WHAT YOU WILL DO:
Extract each line holding the word "manager" from the entries.

===== SOURCE RECORDS

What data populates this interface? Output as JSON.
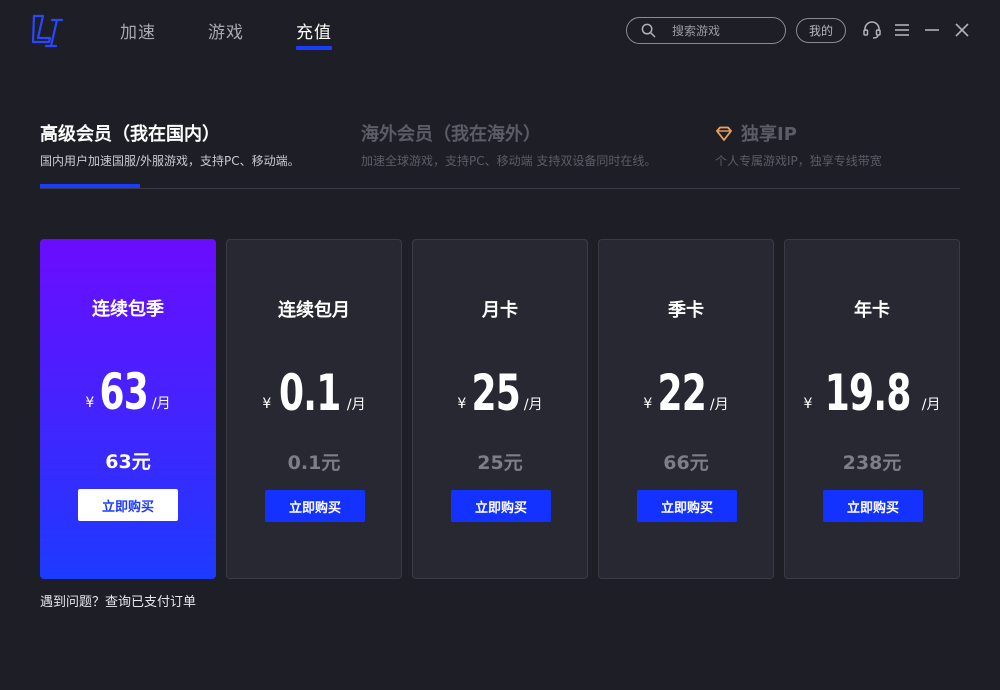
{
  "nav": {
    "items": [
      {
        "label": "加速",
        "active": false
      },
      {
        "label": "游戏",
        "active": false
      },
      {
        "label": "充值",
        "active": true
      }
    ]
  },
  "search": {
    "placeholder": "搜索游戏",
    "icon": "search-icon"
  },
  "header": {
    "mine_label": "我的",
    "icons": [
      "headset-icon",
      "menu-icon",
      "minimize-icon",
      "close-icon"
    ]
  },
  "tabs": [
    {
      "title": "高级会员（我在国内）",
      "subtitle": "国内用户加速国服/外服游戏，支持PC、移动端。",
      "active": true
    },
    {
      "title": "海外会员（我在海外）",
      "subtitle": "加速全球游戏，支持PC、移动端 支持双设备同时在线。",
      "active": false
    },
    {
      "title": "独享IP",
      "subtitle": "个人专属游戏IP，独享专线带宽",
      "active": false,
      "icon": "diamond-icon"
    }
  ],
  "plans": [
    {
      "name": "连续包季",
      "currency": "¥",
      "amount": "63",
      "unit": "/月",
      "total": "63元",
      "button": "立即购买",
      "featured": true
    },
    {
      "name": "连续包月",
      "currency": "¥",
      "amount": "0.1",
      "unit": "/月",
      "total": "0.1元",
      "button": "立即购买",
      "featured": false
    },
    {
      "name": "月卡",
      "currency": "¥",
      "amount": "25",
      "unit": "/月",
      "total": "25元",
      "button": "立即购买",
      "featured": false
    },
    {
      "name": "季卡",
      "currency": "¥",
      "amount": "22",
      "unit": "/月",
      "total": "66元",
      "button": "立即购买",
      "featured": false
    },
    {
      "name": "年卡",
      "currency": "¥",
      "amount": "19.8",
      "unit": "/月",
      "total": "238元",
      "button": "立即购买",
      "featured": false
    }
  ],
  "help_text": "遇到问题？查询已支付订单",
  "colors": {
    "accent": "#1a3cff",
    "featured_top": "#6b0cff",
    "featured_bottom": "#1d3aff",
    "background": "#1e1f26"
  }
}
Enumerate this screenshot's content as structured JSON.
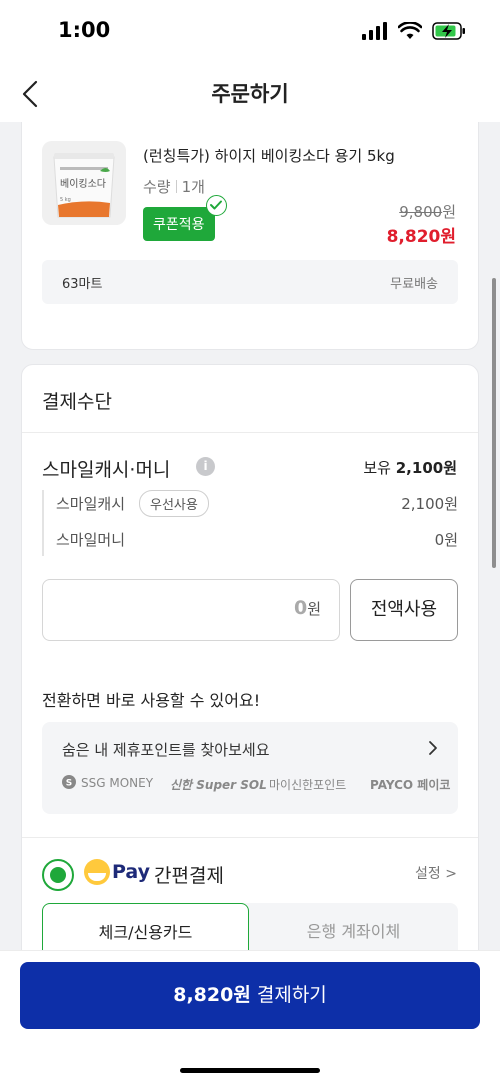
{
  "status_bar": {
    "time": "1:00"
  },
  "nav": {
    "title": "주문하기"
  },
  "product": {
    "name": "(런칭특가) 하이지 베이킹소다 용기 5kg",
    "qty_label": "수량",
    "qty_value": "1개",
    "coupon_label": "쿠폰적용",
    "original_price": "9,800",
    "original_unit": "원",
    "sale_price": "8,820원",
    "seller": "63마트",
    "shipping": "무료배송",
    "image_text_1": "베이킹소다",
    "image_text_2": "5 kg"
  },
  "payment": {
    "section_title": "결제수단",
    "smile_title": "스마일캐시·머니",
    "info_glyph": "i",
    "holding_label": "보유",
    "holding_amount": "2,100원",
    "cash_label": "스마일캐시",
    "cash_pill": "우선사용",
    "cash_value": "2,100원",
    "money_label": "스마일머니",
    "money_value": "0원",
    "input_value": "0",
    "input_unit": "원",
    "use_all_button": "전액사용",
    "convert_text": "전환하면 바로 사용할 수 있어요!",
    "promo_text": "숨은 내 제휴포인트를 찾아보세요",
    "brands": [
      "SSG MONEY",
      "신한 Super SOL",
      "마이신한포인트",
      "PAYCO 페이코"
    ],
    "easy_pay_brand": "Pay",
    "easy_pay_label": "간편결제",
    "settings_label": "설정 >",
    "tab_card": "체크/신용카드",
    "tab_bank": "은행 계좌이체"
  },
  "checkout": {
    "amount": "8,820원",
    "label": "결제하기"
  },
  "colors": {
    "accent_green": "#1fa83a",
    "sale_red": "#e01e2d",
    "primary_blue": "#0d2fa8"
  }
}
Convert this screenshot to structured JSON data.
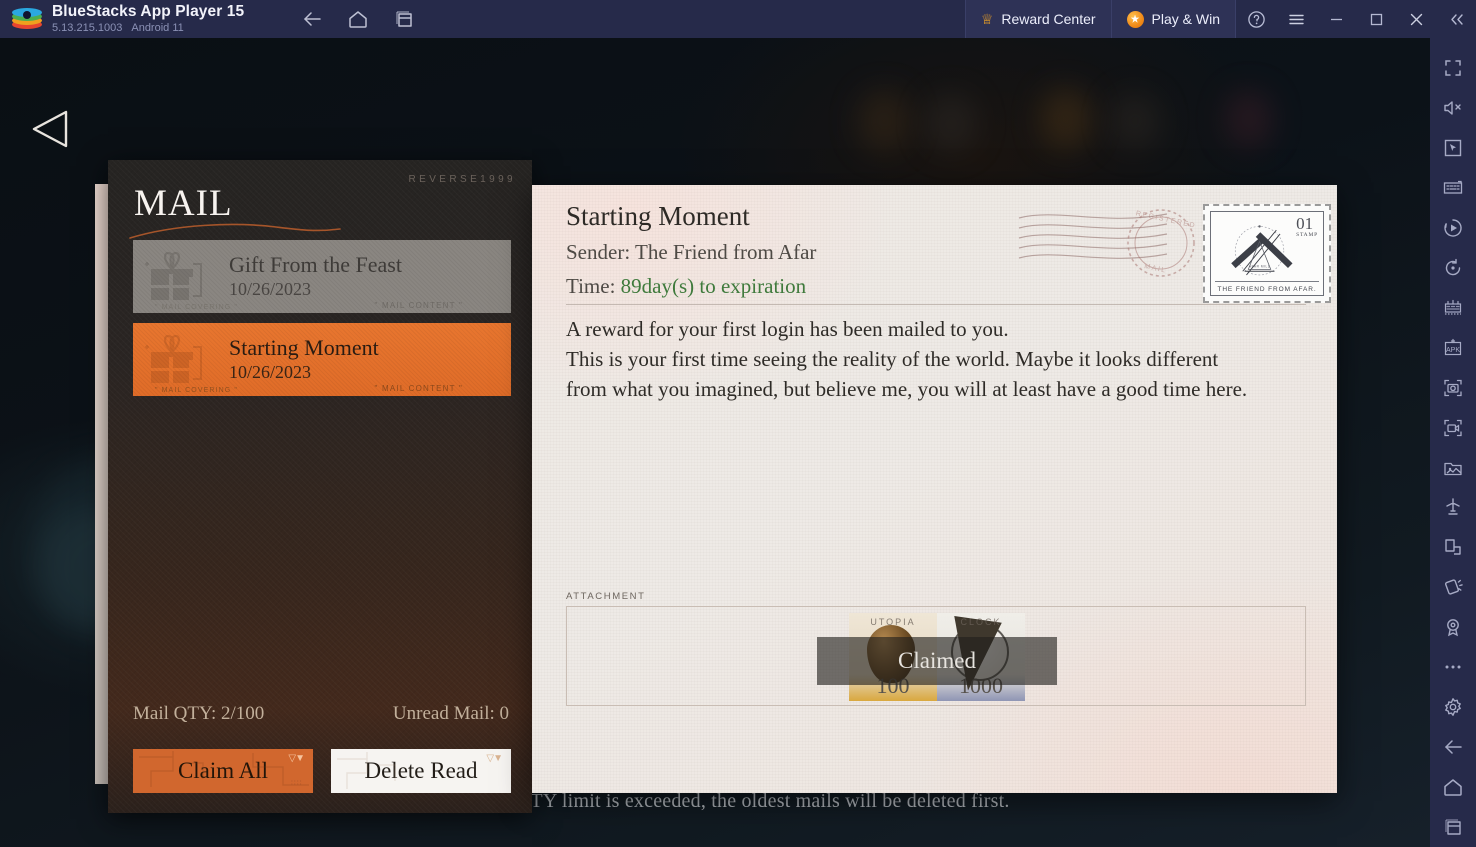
{
  "titlebar": {
    "app_title": "BlueStacks App Player 15",
    "version": "5.13.215.1003",
    "android": "Android 11",
    "nav": [
      {
        "name": "back-button",
        "icon": "arrow-left-icon"
      },
      {
        "name": "home-button",
        "icon": "home-icon"
      },
      {
        "name": "multi-instance-button",
        "icon": "windows-icon"
      }
    ],
    "reward_center": "Reward Center",
    "play_win": "Play & Win",
    "controls": [
      {
        "name": "help-button",
        "icon": "question-circle-icon"
      },
      {
        "name": "menu-button",
        "icon": "hamburger-icon"
      },
      {
        "name": "minimize-button",
        "icon": "minimize-icon"
      },
      {
        "name": "maximize-button",
        "icon": "maximize-icon"
      },
      {
        "name": "close-button",
        "icon": "close-icon"
      },
      {
        "name": "collapse-sidebar-button",
        "icon": "chevrons-left-icon"
      }
    ]
  },
  "sidebar": {
    "items": [
      {
        "name": "fullscreen-button",
        "icon": "fullscreen-icon"
      },
      {
        "name": "mute-button",
        "icon": "speaker-mute-icon"
      },
      {
        "name": "game-controls-button",
        "icon": "cursor-box-icon"
      },
      {
        "name": "keyboard-controls-button",
        "icon": "keyboard-icon"
      },
      {
        "name": "macro-recorder-button",
        "icon": "play-circle-icon"
      },
      {
        "name": "rotate-button",
        "icon": "rotate-icon"
      },
      {
        "name": "multi-instance-manager-button",
        "icon": "instance-manager-icon"
      },
      {
        "name": "install-apk-button",
        "icon": "apk-icon"
      },
      {
        "name": "screenshot-button",
        "icon": "camera-icon"
      },
      {
        "name": "record-screen-button",
        "icon": "video-camera-icon"
      },
      {
        "name": "media-manager-button",
        "icon": "image-folder-icon"
      },
      {
        "name": "eco-mode-button",
        "icon": "airplane-icon"
      },
      {
        "name": "trim-memory-button",
        "icon": "corner-shapes-icon"
      },
      {
        "name": "shake-button",
        "icon": "tilt-icon"
      },
      {
        "name": "location-button",
        "icon": "location-pin-icon"
      },
      {
        "name": "more-button",
        "icon": "ellipsis-icon"
      },
      {
        "name": "settings-button",
        "icon": "gear-icon"
      },
      {
        "name": "back-nav-button",
        "icon": "arrow-left-icon"
      },
      {
        "name": "home-nav-button",
        "icon": "home-icon"
      },
      {
        "name": "recents-nav-button",
        "icon": "windows-icon"
      }
    ]
  },
  "game": {
    "back_arrow": "back-triangle-icon",
    "hint": "When mail QTY limit is exceeded, the oldest mails will be deleted first."
  },
  "mail_panel": {
    "brandmark": "REVERSE1999",
    "title": "MAIL",
    "items": [
      {
        "subject": "Gift From the Feast",
        "date": "10/26/2023",
        "state": "read",
        "tag_left": "\" MAIL COVERING \"",
        "tag_right": "\" MAIL CONTENT \""
      },
      {
        "subject": "Starting Moment",
        "date": "10/26/2023",
        "state": "unread",
        "tag_left": "\" MAIL COVERING \"",
        "tag_right": "\" MAIL CONTENT \""
      }
    ],
    "stats": {
      "qty_label": "Mail QTY: 2/100",
      "unread_label": "Unread Mail: 0"
    },
    "buttons": {
      "claim_all": "Claim All",
      "delete_read": "Delete Read"
    }
  },
  "letter": {
    "title": "Starting Moment",
    "sender_label": "Sender:",
    "sender": "The Friend from Afar",
    "time_label": "Time:",
    "time_value": "89day(s) to expiration",
    "body_lines": [
      "A reward for your first login has been mailed to you.",
      "This is your first time seeing the reality of the world. Maybe it looks different",
      "from what you imagined, but believe me, you will at least have a good time here."
    ],
    "stamp": {
      "number": "01",
      "sub": "STAMP",
      "caption": "THE FRIEND FROM AFAR.",
      "registered_mark": "REGISTERED"
    },
    "attachment": {
      "label": "ATTACHMENT",
      "items": [
        {
          "name_overlay": "UTOPIA",
          "qty": "100"
        },
        {
          "name_overlay": "CLOCK",
          "qty": "1000"
        }
      ],
      "claimed_label": "Claimed"
    }
  },
  "colors": {
    "accent_orange": "#e8762f",
    "titlebar_bg": "#262a4a",
    "panel_dark": "#2a2523",
    "paper": "#efe9e4",
    "green_time": "#3f7a3c"
  }
}
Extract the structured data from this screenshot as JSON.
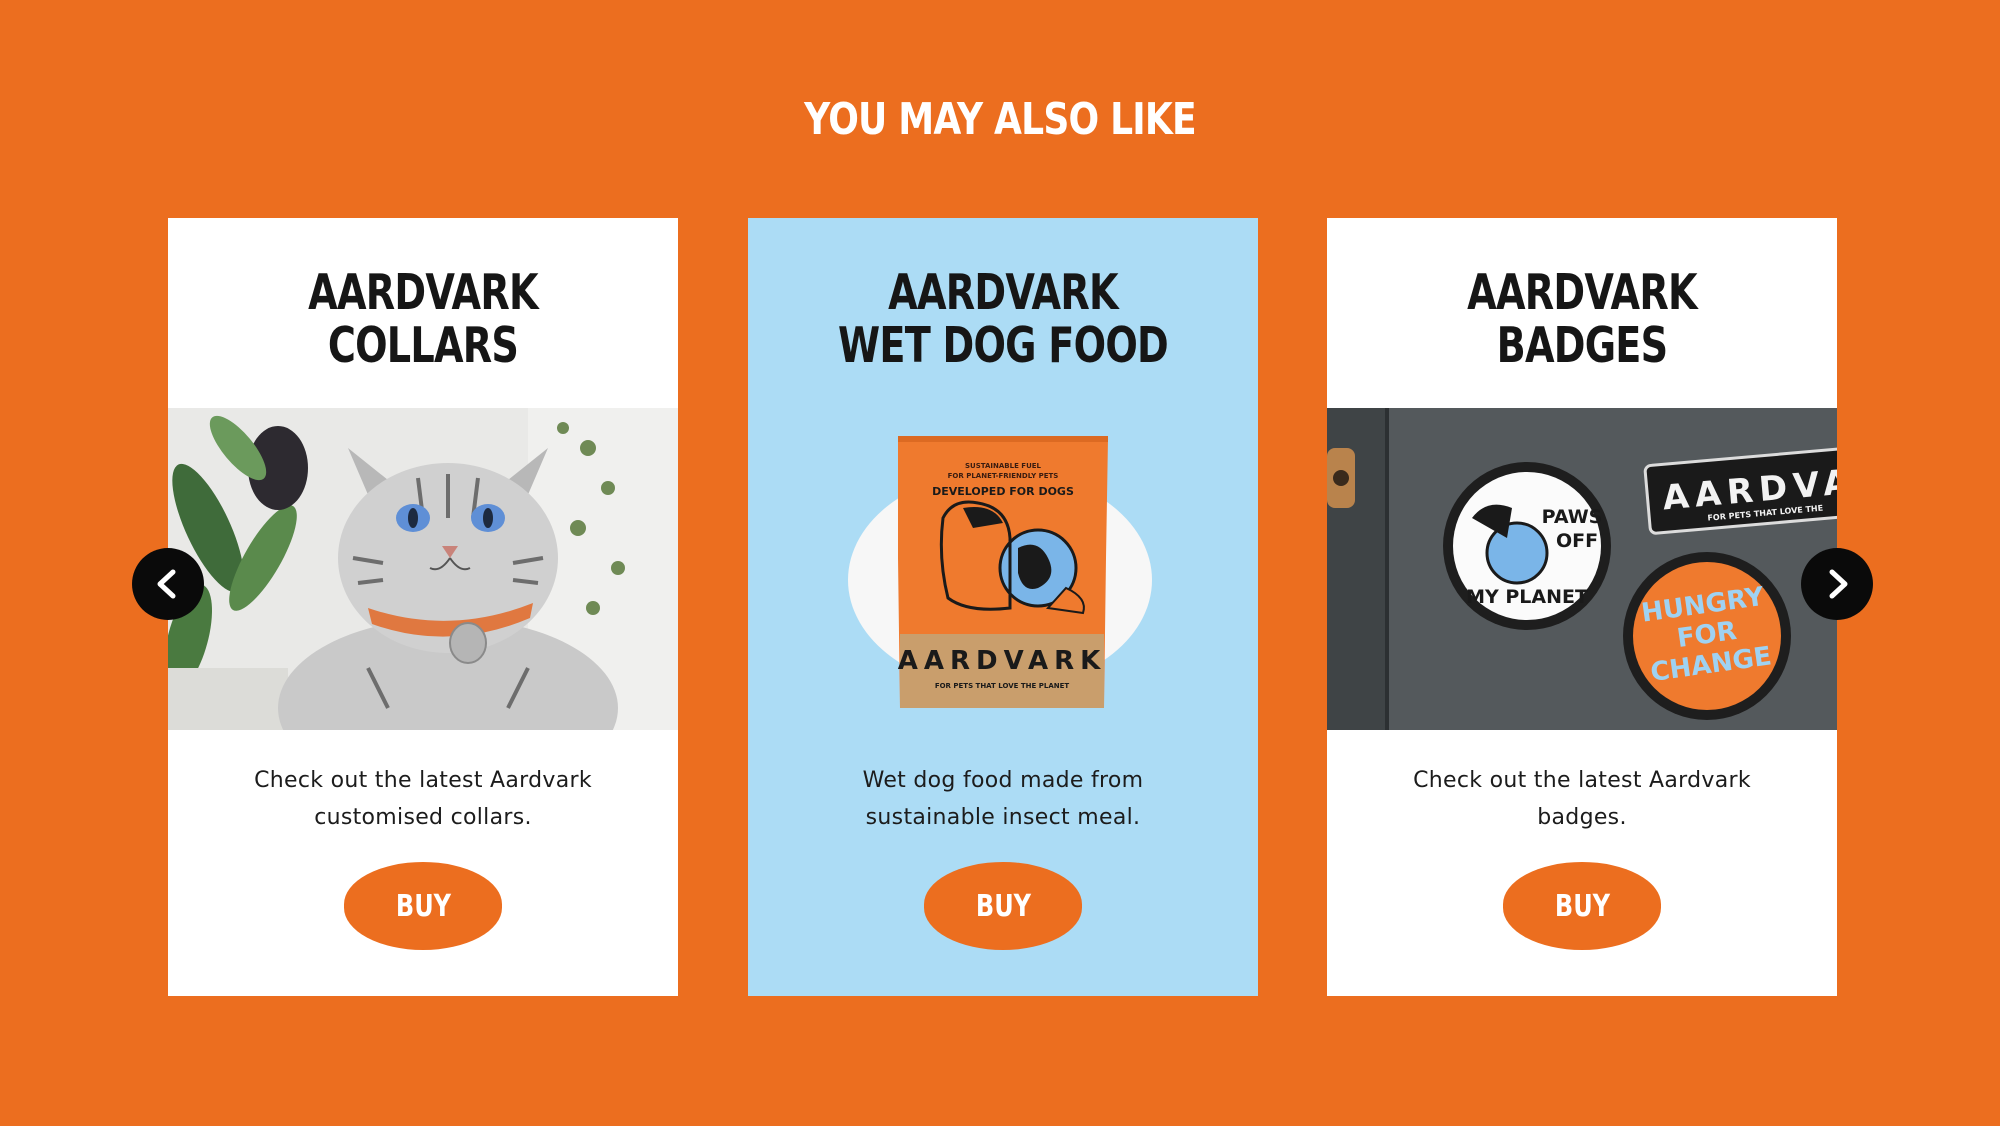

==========

PROBLEM SOLUTION:
        "name": "multi-instance-manager-button",
        "icon": "instance-manager-icon"
        "name": "media-manager-button",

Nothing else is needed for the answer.